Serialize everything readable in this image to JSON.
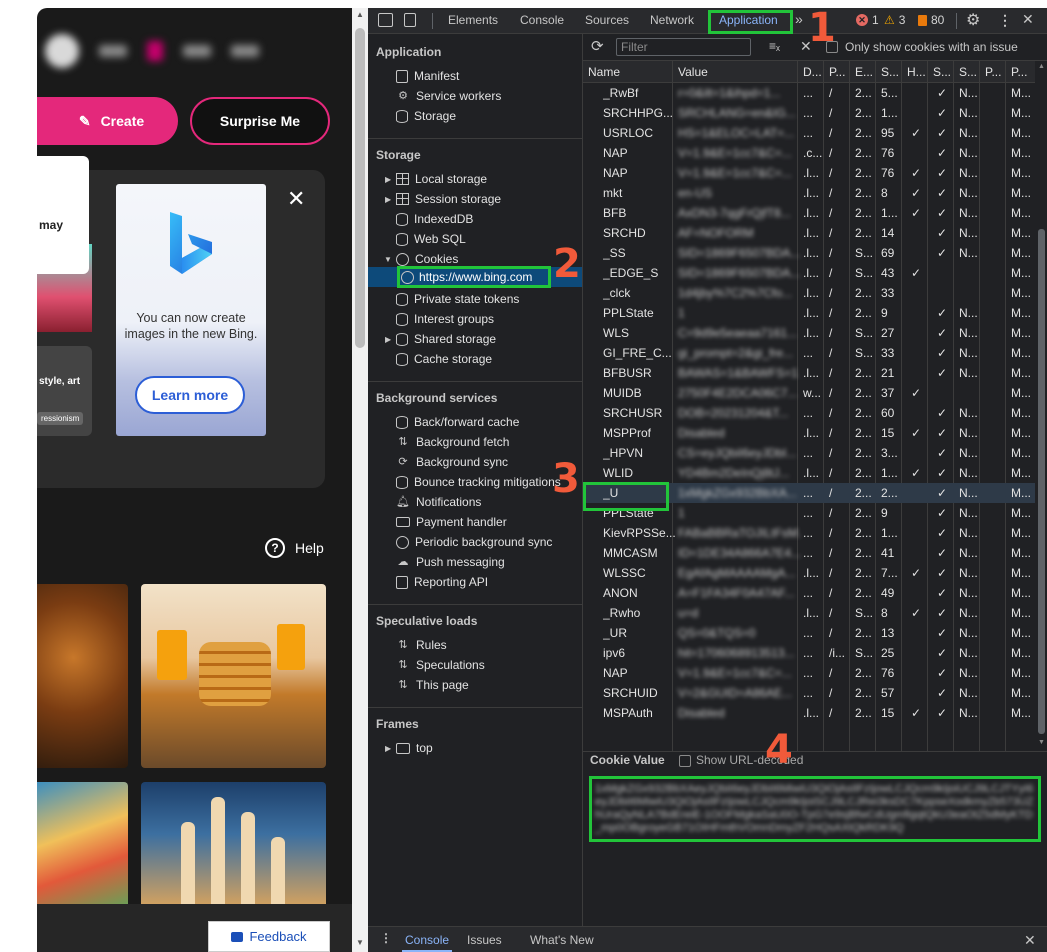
{
  "bing": {
    "create_label": "Create",
    "surprise_label": "Surprise Me",
    "tooltip_text": "may",
    "card_text": "style, art",
    "card_chip": "ressionism",
    "promo_text_line1": "You can now create",
    "promo_text_line2": "images in the new Bing.",
    "learn_more_label": "Learn more",
    "help_label": "Help",
    "feedback_label": "Feedback"
  },
  "devtools": {
    "tabs": [
      "Elements",
      "Console",
      "Sources",
      "Network",
      "Application"
    ],
    "active_tab": "Application",
    "more_tabs": "»",
    "errors": "1",
    "warnings": "3",
    "issues": "80",
    "sidebar": {
      "application": {
        "title": "Application",
        "items": [
          "Manifest",
          "Service workers",
          "Storage"
        ]
      },
      "storage": {
        "title": "Storage",
        "items": [
          "Local storage",
          "Session storage",
          "IndexedDB",
          "Web SQL",
          "Cookies",
          "Private state tokens",
          "Interest groups",
          "Shared storage",
          "Cache storage"
        ],
        "cookie_url": "https://www.bing.com"
      },
      "background_services": {
        "title": "Background services",
        "items": [
          "Back/forward cache",
          "Background fetch",
          "Background sync",
          "Bounce tracking mitigations",
          "Notifications",
          "Payment handler",
          "Periodic background sync",
          "Push messaging",
          "Reporting API"
        ]
      },
      "speculative_loads": {
        "title": "Speculative loads",
        "items": [
          "Rules",
          "Speculations",
          "This page"
        ]
      },
      "frames": {
        "title": "Frames",
        "items": [
          "top"
        ]
      }
    },
    "cookies_toolbar": {
      "filter_placeholder": "Filter",
      "only_issues_label": "Only show cookies with an issue"
    },
    "columns": [
      "Name",
      "Value",
      "D...",
      "P...",
      "E...",
      "S...",
      "H...",
      "S...",
      "S...",
      "P...",
      "P..."
    ],
    "rows": [
      {
        "name": "_RwBf",
        "value": "r=0&ilt=1&ihpd=1...",
        "d": "...",
        "p": "/",
        "e": "2...",
        "s": "5...",
        "h": "",
        "sec": "✓",
        "ss": "N...",
        "pa": "",
        "pr": "M..."
      },
      {
        "name": "SRCHHPG...",
        "value": "SRCHLANG=en&IG...",
        "d": "...",
        "p": "/",
        "e": "2...",
        "s": "1...",
        "h": "",
        "sec": "✓",
        "ss": "N...",
        "pa": "",
        "pr": "M..."
      },
      {
        "name": "USRLOC",
        "value": "HS=1&ELOC=LAT=...",
        "d": "...",
        "p": "/",
        "e": "2...",
        "s": "95",
        "h": "✓",
        "sec": "✓",
        "ss": "N...",
        "pa": "",
        "pr": "M..."
      },
      {
        "name": "NAP",
        "value": "V=1.9&E=1cc7&C=...",
        "d": ".c...",
        "p": "/",
        "e": "2...",
        "s": "76",
        "h": "",
        "sec": "✓",
        "ss": "N...",
        "pa": "",
        "pr": "M..."
      },
      {
        "name": "NAP",
        "value": "V=1.9&E=1cc7&C=...",
        "d": ".l...",
        "p": "/",
        "e": "2...",
        "s": "76",
        "h": "✓",
        "sec": "✓",
        "ss": "N...",
        "pa": "",
        "pr": "M..."
      },
      {
        "name": "mkt",
        "value": "en-US",
        "d": ".l...",
        "p": "/",
        "e": "2...",
        "s": "8",
        "h": "✓",
        "sec": "✓",
        "ss": "N...",
        "pa": "",
        "pr": "M..."
      },
      {
        "name": "BFB",
        "value": "AxDN3-7qgFrQjfT8...",
        "d": ".l...",
        "p": "/",
        "e": "2...",
        "s": "1...",
        "h": "✓",
        "sec": "✓",
        "ss": "N...",
        "pa": "",
        "pr": "M..."
      },
      {
        "name": "SRCHD",
        "value": "AF=NOFORM",
        "d": ".l...",
        "p": "/",
        "e": "2...",
        "s": "14",
        "h": "",
        "sec": "✓",
        "ss": "N...",
        "pa": "",
        "pr": "M..."
      },
      {
        "name": "_SS",
        "value": "SID=1869F6507BDA...",
        "d": ".l...",
        "p": "/",
        "e": "S...",
        "s": "69",
        "h": "",
        "sec": "✓",
        "ss": "N...",
        "pa": "",
        "pr": "M..."
      },
      {
        "name": "_EDGE_S",
        "value": "SID=1869F6507BDA...",
        "d": ".l...",
        "p": "/",
        "e": "S...",
        "s": "43",
        "h": "✓",
        "sec": "",
        "ss": "",
        "pa": "",
        "pr": "M..."
      },
      {
        "name": "_clck",
        "value": "1d4jby%7C2%7Cfo...",
        "d": ".l...",
        "p": "/",
        "e": "2...",
        "s": "33",
        "h": "",
        "sec": "",
        "ss": "",
        "pa": "",
        "pr": "M..."
      },
      {
        "name": "PPLState",
        "value": "1",
        "d": ".l...",
        "p": "/",
        "e": "2...",
        "s": "9",
        "h": "",
        "sec": "✓",
        "ss": "N...",
        "pa": "",
        "pr": "M..."
      },
      {
        "name": "WLS",
        "value": "C=9d9e5eaeaa7161...",
        "d": ".l...",
        "p": "/",
        "e": "S...",
        "s": "27",
        "h": "",
        "sec": "✓",
        "ss": "N...",
        "pa": "",
        "pr": "M..."
      },
      {
        "name": "GI_FRE_C...",
        "value": "gi_prompt=2&gi_fre...",
        "d": "...",
        "p": "/",
        "e": "S...",
        "s": "33",
        "h": "",
        "sec": "✓",
        "ss": "N...",
        "pa": "",
        "pr": "M..."
      },
      {
        "name": "BFBUSR",
        "value": "BAWAS=1&BAWFS=1",
        "d": ".l...",
        "p": "/",
        "e": "2...",
        "s": "21",
        "h": "",
        "sec": "✓",
        "ss": "N...",
        "pa": "",
        "pr": "M..."
      },
      {
        "name": "MUIDB",
        "value": "2750F4E2DCA06C7...",
        "d": "w...",
        "p": "/",
        "e": "2...",
        "s": "37",
        "h": "✓",
        "sec": "",
        "ss": "",
        "pa": "",
        "pr": "M..."
      },
      {
        "name": "SRCHUSR",
        "value": "DOB=20231204&T...",
        "d": "...",
        "p": "/",
        "e": "2...",
        "s": "60",
        "h": "",
        "sec": "✓",
        "ss": "N...",
        "pa": "",
        "pr": "M..."
      },
      {
        "name": "MSPProf",
        "value": "Disabled",
        "d": ".l...",
        "p": "/",
        "e": "2...",
        "s": "15",
        "h": "✓",
        "sec": "✓",
        "ss": "N...",
        "pa": "",
        "pr": "M..."
      },
      {
        "name": "_HPVN",
        "value": "CS=eyJQbiI6eyJDbI...",
        "d": "...",
        "p": "/",
        "e": "2...",
        "s": "3...",
        "h": "",
        "sec": "✓",
        "ss": "N...",
        "pa": "",
        "pr": "M..."
      },
      {
        "name": "WLID",
        "value": "YD4Bm2DeInQj8tJ...",
        "d": ".l...",
        "p": "/",
        "e": "2...",
        "s": "1...",
        "h": "✓",
        "sec": "✓",
        "ss": "N...",
        "pa": "",
        "pr": "M..."
      },
      {
        "name": "_U",
        "value": "1xMgkZGx932BbXA...",
        "d": "...",
        "p": "/",
        "e": "2...",
        "s": "2...",
        "h": "",
        "sec": "✓",
        "ss": "N...",
        "pa": "",
        "pr": "M...",
        "selected": true
      },
      {
        "name": "PPLState",
        "value": "1",
        "d": "...",
        "p": "/",
        "e": "2...",
        "s": "9",
        "h": "",
        "sec": "✓",
        "ss": "N...",
        "pa": "",
        "pr": "M..."
      },
      {
        "name": "KievRPSSe...",
        "value": "FABaBBRaTOJILtFsM...",
        "d": "...",
        "p": "/",
        "e": "2...",
        "s": "1...",
        "h": "",
        "sec": "✓",
        "ss": "N...",
        "pa": "",
        "pr": "M..."
      },
      {
        "name": "MMCASM",
        "value": "ID=1DE34A866A7E4...",
        "d": "...",
        "p": "/",
        "e": "2...",
        "s": "41",
        "h": "",
        "sec": "✓",
        "ss": "N...",
        "pa": "",
        "pr": "M..."
      },
      {
        "name": "WLSSC",
        "value": "EgAfAgMAAAAMgA...",
        "d": ".l...",
        "p": "/",
        "e": "2...",
        "s": "7...",
        "h": "✓",
        "sec": "✓",
        "ss": "N...",
        "pa": "",
        "pr": "M..."
      },
      {
        "name": "ANON",
        "value": "A=F1FA34F0A47AF...",
        "d": "...",
        "p": "/",
        "e": "2...",
        "s": "49",
        "h": "",
        "sec": "✓",
        "ss": "N...",
        "pa": "",
        "pr": "M..."
      },
      {
        "name": "_Rwho",
        "value": "u=d",
        "d": ".l...",
        "p": "/",
        "e": "S...",
        "s": "8",
        "h": "✓",
        "sec": "✓",
        "ss": "N...",
        "pa": "",
        "pr": "M..."
      },
      {
        "name": "_UR",
        "value": "QS=0&TQS=0",
        "d": "...",
        "p": "/",
        "e": "2...",
        "s": "13",
        "h": "",
        "sec": "✓",
        "ss": "N...",
        "pa": "",
        "pr": "M..."
      },
      {
        "name": "ipv6",
        "value": "hit=1706068913513...",
        "d": "...",
        "p": "/i...",
        "e": "S...",
        "s": "25",
        "h": "",
        "sec": "✓",
        "ss": "N...",
        "pa": "",
        "pr": "M..."
      },
      {
        "name": "NAP",
        "value": "V=1.9&E=1cc7&C=...",
        "d": "...",
        "p": "/",
        "e": "2...",
        "s": "76",
        "h": "",
        "sec": "✓",
        "ss": "N...",
        "pa": "",
        "pr": "M..."
      },
      {
        "name": "SRCHUID",
        "value": "V=2&GUID=A86AE...",
        "d": "...",
        "p": "/",
        "e": "2...",
        "s": "57",
        "h": "",
        "sec": "✓",
        "ss": "N...",
        "pa": "",
        "pr": "M..."
      },
      {
        "name": "MSPAuth",
        "value": "Disabled",
        "d": ".l...",
        "p": "/",
        "e": "2...",
        "s": "15",
        "h": "✓",
        "sec": "✓",
        "ss": "N...",
        "pa": "",
        "pr": "M..."
      }
    ],
    "cookie_value_title": "Cookie Value",
    "show_url_decoded_label": "Show URL-decoded",
    "cookie_value_text": "1xMgkZGx932BbXAeyJQbiI6eyJDbiI6MiwiU3QiOjAsIlFzIjowLCJQcm9kIjoiUCJ9LCJTYyI6eyJDbiI6MiwiU3QiOjAsIlFzIjowLCJQcm9kIjoiSCJ9LCJRei3ksDC7KppseXodkmyZb573UZhUraQyNLA7BdEreiE-1OOFMgkaSaU0O-TpG7e9sjBfwCdUgmfigqtQkU3eaOtZ5dMyKTD_mp0OBgroyeGB71OIHFmthVOmnDmyZF2HQsAXtQkRDK9Q",
    "drawer_tabs": [
      "Console",
      "Issues",
      "What's New"
    ]
  },
  "annotations": [
    "1",
    "2",
    "3",
    "4"
  ],
  "colors": {
    "annotation_box": "#22c43a",
    "annotation_number": "#f15a3a",
    "bing_pink": "#e4287b",
    "devtools_accent": "#8ab4f8"
  }
}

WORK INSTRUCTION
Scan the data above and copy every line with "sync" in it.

PROBLEM SOLUTION
          "Background sync",
          "Periodic background sync",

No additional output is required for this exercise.